Master of Science
Department of Operational Sciences
Raymond R. Hill, PhD.
Accurate forecasting of contingency workload demand for USTRANSCOM (USTC) is a herculean effort. Transportation Working Capital Fund (TWCF) managers rely on various subject matters outside and within the combatant command to estimate future workload. Since rates are set annually, when TWCF activities use incorrect or incomplete projections of workload, this leads to erroneous price structures and misaligned customer billing rates. The USTC leadership lacks the ability to accurately forecast workload demand, which is a key driver for service provider rate-setting. As a result, some customers perceive spiked rates and seek service from other competitors, which generates lost revenue, customer dissatisfaction and the inability to maximize workload to meet the readiness goals of the command.
Time series forecasting is a technique planners use to model future demand. This paper examines a variety of time-series techniques applied to historical cargo and flying hour workload demand primarily from Air Mobility Command’s (AMC) contingency and special airlift assignment missions (SAAM). The goal is to develop a non-prescriptive guide to improve the rate setting process and enable USTC leadership to better manage combat capability.

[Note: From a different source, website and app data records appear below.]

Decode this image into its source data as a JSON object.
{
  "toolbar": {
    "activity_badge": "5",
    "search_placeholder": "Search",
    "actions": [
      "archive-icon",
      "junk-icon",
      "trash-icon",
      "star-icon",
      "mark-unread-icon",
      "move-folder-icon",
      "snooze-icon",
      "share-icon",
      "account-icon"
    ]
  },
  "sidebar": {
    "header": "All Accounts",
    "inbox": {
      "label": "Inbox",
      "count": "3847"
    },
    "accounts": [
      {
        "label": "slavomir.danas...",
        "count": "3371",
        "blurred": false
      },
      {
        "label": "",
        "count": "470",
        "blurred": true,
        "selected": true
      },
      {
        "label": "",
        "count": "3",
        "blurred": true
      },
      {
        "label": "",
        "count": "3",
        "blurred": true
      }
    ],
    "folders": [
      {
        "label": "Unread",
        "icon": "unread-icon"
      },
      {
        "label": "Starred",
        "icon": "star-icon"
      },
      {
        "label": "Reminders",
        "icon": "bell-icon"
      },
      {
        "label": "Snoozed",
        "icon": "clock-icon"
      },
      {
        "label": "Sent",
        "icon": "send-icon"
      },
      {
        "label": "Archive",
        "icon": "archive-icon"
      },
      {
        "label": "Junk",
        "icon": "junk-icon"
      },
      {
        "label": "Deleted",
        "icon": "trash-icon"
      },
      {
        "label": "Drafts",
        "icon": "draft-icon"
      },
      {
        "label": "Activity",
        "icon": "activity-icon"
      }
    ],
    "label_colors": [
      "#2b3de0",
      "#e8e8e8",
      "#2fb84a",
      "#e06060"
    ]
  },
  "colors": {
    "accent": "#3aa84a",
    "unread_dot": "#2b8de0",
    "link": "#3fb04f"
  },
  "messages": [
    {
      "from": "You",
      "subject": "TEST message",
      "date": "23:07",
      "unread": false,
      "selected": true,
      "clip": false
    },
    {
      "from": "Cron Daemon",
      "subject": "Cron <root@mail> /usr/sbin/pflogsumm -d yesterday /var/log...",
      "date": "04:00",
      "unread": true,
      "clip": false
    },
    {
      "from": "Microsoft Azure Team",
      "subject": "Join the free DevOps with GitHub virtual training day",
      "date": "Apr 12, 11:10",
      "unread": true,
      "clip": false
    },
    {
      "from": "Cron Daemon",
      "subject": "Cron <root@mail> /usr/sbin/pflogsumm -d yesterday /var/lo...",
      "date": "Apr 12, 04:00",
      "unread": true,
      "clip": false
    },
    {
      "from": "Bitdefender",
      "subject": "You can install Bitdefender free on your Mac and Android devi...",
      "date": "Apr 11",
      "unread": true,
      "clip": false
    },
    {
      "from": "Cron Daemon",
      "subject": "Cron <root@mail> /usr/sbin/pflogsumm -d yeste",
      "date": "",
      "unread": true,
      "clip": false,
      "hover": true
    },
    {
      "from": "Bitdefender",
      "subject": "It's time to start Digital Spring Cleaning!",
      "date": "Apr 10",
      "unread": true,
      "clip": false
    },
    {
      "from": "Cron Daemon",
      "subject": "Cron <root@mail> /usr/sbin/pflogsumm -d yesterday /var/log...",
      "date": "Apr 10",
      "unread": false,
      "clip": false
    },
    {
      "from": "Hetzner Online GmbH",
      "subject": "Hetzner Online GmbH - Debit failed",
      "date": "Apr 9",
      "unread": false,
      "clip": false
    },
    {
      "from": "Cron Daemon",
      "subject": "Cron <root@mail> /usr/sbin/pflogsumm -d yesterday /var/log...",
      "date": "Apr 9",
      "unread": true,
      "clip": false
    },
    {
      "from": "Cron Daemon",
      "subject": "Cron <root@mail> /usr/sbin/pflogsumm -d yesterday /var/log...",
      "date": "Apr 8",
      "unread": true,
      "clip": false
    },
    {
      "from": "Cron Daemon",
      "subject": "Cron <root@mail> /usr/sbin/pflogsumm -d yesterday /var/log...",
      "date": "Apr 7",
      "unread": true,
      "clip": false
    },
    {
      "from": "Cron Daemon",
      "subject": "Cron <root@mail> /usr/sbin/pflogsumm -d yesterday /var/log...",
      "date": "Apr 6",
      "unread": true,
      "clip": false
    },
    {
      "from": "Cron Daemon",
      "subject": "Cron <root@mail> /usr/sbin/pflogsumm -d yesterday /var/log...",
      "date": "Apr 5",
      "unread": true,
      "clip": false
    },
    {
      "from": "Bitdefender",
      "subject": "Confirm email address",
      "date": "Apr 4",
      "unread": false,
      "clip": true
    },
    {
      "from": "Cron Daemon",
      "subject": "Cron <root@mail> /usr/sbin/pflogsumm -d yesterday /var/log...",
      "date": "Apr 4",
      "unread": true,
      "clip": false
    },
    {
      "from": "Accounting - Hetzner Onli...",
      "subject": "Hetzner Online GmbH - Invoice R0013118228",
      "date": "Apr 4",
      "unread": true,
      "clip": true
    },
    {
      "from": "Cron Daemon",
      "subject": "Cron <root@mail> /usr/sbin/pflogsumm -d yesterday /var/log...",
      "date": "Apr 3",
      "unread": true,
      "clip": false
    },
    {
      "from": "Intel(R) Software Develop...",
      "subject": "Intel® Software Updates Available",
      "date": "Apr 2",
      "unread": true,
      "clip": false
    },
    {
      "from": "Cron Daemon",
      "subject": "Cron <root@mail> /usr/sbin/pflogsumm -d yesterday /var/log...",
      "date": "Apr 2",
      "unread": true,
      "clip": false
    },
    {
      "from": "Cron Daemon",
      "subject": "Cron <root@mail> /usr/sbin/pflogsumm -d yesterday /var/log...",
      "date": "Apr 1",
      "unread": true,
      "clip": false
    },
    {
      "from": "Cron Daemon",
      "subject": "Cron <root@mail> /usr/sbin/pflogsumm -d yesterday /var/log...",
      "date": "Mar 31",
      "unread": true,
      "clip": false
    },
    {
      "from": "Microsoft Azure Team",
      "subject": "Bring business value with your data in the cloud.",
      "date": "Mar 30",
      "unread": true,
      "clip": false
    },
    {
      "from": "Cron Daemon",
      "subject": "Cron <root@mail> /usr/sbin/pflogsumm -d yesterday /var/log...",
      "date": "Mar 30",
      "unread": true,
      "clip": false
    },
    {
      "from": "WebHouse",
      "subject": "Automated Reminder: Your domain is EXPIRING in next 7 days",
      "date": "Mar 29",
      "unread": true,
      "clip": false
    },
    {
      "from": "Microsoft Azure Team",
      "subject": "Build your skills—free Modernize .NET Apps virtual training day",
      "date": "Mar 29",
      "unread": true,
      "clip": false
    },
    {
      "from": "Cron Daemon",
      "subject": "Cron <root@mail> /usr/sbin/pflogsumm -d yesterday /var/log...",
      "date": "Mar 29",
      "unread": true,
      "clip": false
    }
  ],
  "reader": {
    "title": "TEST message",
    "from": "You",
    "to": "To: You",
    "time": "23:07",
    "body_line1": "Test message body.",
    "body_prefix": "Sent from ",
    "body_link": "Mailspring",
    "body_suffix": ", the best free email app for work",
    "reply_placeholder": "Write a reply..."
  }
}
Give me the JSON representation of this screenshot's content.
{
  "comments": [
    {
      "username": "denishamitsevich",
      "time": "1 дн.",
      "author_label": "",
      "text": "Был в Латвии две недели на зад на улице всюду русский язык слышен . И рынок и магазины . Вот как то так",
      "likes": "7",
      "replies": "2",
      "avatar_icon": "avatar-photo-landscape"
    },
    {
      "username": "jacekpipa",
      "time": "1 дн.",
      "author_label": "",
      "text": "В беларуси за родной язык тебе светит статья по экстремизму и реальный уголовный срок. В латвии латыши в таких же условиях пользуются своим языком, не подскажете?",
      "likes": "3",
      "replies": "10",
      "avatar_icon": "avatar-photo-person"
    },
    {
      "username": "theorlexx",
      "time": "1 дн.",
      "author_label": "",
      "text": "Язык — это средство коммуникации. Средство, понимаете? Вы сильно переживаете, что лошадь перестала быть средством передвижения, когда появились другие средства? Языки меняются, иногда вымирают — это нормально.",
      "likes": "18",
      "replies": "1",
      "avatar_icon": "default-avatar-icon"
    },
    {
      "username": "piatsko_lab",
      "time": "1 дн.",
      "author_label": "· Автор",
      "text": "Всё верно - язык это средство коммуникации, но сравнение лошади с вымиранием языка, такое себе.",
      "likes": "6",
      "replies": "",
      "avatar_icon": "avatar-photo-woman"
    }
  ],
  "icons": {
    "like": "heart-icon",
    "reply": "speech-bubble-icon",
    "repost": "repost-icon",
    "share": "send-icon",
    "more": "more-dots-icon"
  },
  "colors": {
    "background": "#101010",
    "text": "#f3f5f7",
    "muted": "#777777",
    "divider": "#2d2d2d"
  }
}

The research introduces a median-based forecast along with an anecdotal guide for anticipating future annual workload to more accurately inform the USTC budget.
DTIC Accession Number
Bradshaw, Calvin J. III, "Contingency Workload Demand Forecast Techniques for Cargo and Flying Hours" (2016). Theses and Dissertations. 356.